DESCRIPTION OF THE TASK: Copy out each line of the data that contains "name".

ENTRIES SHOWN:
Segment Open

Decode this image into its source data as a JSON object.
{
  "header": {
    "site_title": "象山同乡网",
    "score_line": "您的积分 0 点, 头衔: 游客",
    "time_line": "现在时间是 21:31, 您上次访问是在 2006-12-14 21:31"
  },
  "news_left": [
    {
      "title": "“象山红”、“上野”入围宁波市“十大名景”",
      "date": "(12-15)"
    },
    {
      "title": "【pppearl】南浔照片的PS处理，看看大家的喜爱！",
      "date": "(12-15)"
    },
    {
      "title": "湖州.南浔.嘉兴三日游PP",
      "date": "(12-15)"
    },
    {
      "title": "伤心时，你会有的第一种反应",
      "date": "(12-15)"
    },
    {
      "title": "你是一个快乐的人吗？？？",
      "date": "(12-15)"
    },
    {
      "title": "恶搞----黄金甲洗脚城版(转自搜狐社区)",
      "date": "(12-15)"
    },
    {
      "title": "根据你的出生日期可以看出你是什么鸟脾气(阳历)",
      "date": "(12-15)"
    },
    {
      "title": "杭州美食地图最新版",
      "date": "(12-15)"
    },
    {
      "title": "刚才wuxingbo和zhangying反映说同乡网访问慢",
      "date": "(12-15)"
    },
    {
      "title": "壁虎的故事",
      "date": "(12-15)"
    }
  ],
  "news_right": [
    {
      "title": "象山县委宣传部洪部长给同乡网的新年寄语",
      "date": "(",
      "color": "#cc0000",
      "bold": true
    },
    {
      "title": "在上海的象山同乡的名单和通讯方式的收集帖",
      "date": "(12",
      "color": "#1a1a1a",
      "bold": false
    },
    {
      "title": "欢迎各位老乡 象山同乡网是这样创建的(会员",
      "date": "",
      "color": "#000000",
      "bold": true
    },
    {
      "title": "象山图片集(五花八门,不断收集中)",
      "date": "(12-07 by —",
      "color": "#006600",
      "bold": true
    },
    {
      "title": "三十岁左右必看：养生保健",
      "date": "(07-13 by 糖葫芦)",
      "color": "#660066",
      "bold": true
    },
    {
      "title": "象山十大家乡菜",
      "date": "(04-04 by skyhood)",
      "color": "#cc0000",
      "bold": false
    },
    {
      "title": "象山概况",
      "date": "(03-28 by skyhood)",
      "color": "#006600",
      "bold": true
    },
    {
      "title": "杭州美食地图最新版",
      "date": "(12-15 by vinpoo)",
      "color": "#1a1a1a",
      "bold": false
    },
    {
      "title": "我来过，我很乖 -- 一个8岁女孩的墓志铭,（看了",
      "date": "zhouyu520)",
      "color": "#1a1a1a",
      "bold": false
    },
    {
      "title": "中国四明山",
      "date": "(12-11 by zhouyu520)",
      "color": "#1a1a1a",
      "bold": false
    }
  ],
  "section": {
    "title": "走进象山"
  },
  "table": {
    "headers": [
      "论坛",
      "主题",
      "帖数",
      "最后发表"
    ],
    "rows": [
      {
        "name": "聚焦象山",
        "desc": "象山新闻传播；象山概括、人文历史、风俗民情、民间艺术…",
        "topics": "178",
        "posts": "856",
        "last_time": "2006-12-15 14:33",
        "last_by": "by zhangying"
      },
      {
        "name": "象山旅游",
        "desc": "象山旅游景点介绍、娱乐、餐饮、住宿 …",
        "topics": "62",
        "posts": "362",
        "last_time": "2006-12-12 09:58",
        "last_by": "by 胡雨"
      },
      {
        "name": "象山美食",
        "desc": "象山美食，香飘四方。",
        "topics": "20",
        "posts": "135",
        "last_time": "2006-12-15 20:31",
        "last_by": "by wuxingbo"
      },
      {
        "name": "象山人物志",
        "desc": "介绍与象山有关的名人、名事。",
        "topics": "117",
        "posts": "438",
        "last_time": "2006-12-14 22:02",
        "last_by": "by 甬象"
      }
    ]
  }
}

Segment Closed

SOLUTION:
        "name": "聚焦象山",
        "name": "象山旅游",
        "name": "象山美食",
        "name": "象山人物志",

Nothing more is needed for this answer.